The four levels of complexity of an Embryonics system

Electronics extension

Within the Embryonics project, the application of biological ontogenesis to the design of digital hardware was studied for several years. Among the main contributions to the field of programmable electronics was a self-contained representation of a possible mapping between the world of multi-cellular organisms in biology and the world of digital hardware systems, based on four levels of complexity, ranging from the population of organisms to the molecule.

Within this mapping, an artificial organism was defined as a parallel array of cells, where each cell is a simple processor that contains the description of the operation of every other cell in the organism in the form of a program (the genome). For a given application, all cells are structurally identical and contain the same program (and can thus be seen as stem cells), but different parts of the program and of the structure are activated depending on the cell’s position within the array, implementing cellular differentiation.

Moreover, the cells are application-specific, that is, they are structurally and functionally adapted to the application to be executed, again in keeping with the biological inspiration (a skin cell is physically different from a liver cell). To achieve this property, the cells are redefined as reconfigurable processing elements, realized by custom programmable logic circuits (FPGA) that fulfil the role of molecules in the system. Dedicated hardware within the FPGA implements special features, such as growth, adaptation, and self-repair, that are both highly unusual in computing devices and potentially useful in view of the latest technological advances.
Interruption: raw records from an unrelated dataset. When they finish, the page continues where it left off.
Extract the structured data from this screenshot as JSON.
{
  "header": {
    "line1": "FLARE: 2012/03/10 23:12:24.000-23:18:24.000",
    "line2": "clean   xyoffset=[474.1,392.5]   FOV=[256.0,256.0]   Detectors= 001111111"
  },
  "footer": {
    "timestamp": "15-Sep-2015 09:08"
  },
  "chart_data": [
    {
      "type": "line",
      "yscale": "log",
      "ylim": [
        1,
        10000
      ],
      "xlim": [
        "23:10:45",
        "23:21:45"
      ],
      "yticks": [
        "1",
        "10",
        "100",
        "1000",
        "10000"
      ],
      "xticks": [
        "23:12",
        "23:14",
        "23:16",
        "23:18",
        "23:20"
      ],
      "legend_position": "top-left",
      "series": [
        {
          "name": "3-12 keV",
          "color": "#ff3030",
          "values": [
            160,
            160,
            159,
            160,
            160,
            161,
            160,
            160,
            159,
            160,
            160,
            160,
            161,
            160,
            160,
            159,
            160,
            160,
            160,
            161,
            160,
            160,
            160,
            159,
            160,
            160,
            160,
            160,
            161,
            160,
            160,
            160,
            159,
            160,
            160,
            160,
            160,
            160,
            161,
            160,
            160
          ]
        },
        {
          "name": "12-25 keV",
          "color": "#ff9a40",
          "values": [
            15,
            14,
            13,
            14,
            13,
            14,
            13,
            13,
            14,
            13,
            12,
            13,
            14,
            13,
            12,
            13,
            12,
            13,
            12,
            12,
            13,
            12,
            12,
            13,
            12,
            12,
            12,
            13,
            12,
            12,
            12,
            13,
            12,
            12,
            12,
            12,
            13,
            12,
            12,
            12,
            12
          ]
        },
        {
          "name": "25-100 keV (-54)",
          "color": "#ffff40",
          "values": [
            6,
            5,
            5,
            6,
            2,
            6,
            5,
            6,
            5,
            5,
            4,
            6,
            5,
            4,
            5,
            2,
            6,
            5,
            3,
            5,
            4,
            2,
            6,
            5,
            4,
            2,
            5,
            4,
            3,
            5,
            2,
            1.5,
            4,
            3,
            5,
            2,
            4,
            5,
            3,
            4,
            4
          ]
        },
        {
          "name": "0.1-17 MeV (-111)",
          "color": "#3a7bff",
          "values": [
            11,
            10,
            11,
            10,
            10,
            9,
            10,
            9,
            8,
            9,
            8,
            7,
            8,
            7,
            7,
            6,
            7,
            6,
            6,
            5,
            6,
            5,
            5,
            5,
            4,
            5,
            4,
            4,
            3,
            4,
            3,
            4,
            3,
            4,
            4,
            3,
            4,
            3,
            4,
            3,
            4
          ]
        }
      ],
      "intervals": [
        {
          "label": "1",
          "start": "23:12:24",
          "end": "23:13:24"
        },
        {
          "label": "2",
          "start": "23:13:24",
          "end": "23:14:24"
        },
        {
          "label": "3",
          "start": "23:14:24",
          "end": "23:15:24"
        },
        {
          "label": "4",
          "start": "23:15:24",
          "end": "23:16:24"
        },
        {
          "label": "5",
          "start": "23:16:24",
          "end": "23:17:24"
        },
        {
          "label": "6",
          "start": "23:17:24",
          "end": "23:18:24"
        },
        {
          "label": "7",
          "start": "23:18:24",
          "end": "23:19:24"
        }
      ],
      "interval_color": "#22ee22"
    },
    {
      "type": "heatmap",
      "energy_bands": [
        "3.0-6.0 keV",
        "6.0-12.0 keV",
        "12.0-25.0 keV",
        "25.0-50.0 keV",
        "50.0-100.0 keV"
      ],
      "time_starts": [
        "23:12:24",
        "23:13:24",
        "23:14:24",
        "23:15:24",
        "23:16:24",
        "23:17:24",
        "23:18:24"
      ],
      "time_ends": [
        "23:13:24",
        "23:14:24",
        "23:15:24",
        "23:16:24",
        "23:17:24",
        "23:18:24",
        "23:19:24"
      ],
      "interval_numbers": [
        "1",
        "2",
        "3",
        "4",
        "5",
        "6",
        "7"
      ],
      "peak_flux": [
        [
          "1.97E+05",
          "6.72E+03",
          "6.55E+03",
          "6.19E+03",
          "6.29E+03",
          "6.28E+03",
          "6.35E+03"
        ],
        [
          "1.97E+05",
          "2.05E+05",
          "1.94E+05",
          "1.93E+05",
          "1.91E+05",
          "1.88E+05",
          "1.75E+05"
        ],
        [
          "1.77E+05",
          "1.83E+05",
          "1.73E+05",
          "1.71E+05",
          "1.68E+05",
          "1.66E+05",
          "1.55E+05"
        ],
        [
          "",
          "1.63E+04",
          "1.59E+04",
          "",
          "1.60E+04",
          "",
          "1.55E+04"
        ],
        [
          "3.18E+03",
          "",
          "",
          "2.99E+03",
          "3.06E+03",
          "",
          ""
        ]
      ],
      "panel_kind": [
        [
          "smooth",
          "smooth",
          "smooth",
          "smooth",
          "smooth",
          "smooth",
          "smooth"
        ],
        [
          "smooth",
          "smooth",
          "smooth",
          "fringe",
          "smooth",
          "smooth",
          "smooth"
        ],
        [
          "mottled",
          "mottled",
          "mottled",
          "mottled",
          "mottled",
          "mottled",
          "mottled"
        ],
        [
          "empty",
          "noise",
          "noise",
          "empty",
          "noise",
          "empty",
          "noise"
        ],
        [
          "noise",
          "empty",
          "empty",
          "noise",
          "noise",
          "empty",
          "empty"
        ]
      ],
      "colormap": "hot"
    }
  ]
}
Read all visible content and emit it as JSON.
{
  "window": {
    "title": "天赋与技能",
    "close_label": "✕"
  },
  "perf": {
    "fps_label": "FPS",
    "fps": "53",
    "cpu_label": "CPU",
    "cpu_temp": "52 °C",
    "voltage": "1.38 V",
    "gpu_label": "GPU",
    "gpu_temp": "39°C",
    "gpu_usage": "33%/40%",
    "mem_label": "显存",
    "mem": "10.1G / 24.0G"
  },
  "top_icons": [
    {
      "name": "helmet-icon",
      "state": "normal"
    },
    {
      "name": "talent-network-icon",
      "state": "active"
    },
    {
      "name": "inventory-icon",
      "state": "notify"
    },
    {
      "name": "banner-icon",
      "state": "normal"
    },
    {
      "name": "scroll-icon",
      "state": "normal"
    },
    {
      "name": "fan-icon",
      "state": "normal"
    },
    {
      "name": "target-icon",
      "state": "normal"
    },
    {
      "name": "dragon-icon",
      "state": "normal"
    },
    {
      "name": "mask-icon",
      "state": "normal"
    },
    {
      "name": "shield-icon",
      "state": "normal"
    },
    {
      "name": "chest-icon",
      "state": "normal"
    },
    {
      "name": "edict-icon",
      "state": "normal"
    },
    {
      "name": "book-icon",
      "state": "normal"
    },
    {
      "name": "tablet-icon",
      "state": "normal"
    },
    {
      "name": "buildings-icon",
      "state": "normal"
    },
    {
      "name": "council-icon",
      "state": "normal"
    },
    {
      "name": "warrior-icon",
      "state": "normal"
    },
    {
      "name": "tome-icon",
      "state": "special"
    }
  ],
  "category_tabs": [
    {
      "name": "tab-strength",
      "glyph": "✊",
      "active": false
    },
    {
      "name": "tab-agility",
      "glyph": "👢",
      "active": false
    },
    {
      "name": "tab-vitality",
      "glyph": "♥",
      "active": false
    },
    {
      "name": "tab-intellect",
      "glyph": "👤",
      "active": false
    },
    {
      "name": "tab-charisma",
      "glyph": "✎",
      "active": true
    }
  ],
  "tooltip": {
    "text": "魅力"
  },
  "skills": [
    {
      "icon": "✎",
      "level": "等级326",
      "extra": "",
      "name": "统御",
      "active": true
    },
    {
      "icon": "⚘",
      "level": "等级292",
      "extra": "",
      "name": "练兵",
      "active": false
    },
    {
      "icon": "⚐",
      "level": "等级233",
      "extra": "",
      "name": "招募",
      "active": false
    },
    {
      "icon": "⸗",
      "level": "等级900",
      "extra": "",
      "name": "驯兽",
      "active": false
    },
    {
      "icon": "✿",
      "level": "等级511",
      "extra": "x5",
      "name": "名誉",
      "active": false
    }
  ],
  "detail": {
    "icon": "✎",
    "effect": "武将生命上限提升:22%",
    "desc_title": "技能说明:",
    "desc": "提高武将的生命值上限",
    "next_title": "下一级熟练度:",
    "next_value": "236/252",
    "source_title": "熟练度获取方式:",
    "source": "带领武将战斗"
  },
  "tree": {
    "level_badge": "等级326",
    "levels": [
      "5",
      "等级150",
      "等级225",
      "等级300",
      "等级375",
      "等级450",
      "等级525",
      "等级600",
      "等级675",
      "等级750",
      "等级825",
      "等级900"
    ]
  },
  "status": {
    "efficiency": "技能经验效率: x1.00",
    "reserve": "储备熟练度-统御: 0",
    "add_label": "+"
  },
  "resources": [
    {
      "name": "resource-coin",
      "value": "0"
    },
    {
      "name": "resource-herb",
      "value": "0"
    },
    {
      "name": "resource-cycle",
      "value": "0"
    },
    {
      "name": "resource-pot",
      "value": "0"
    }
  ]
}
Embryonic machines

An Embryonic machine is an electronic system, conceived following the four levels of complexity defined above, that exhibits some of the features enabled by such an architecture, such as growth, self-repair, and self-replication. The design that, to date, best exploits the features of an embryonic machine is the BioWatch, which exhibits growth and self-repair capabilities. This demonstration system, which counts hours, minutes and seconds, was implemented on the BioWall, a bio-inspired computing surface consisting of several thousands of FPGAs, touch sensors and LEDs displays.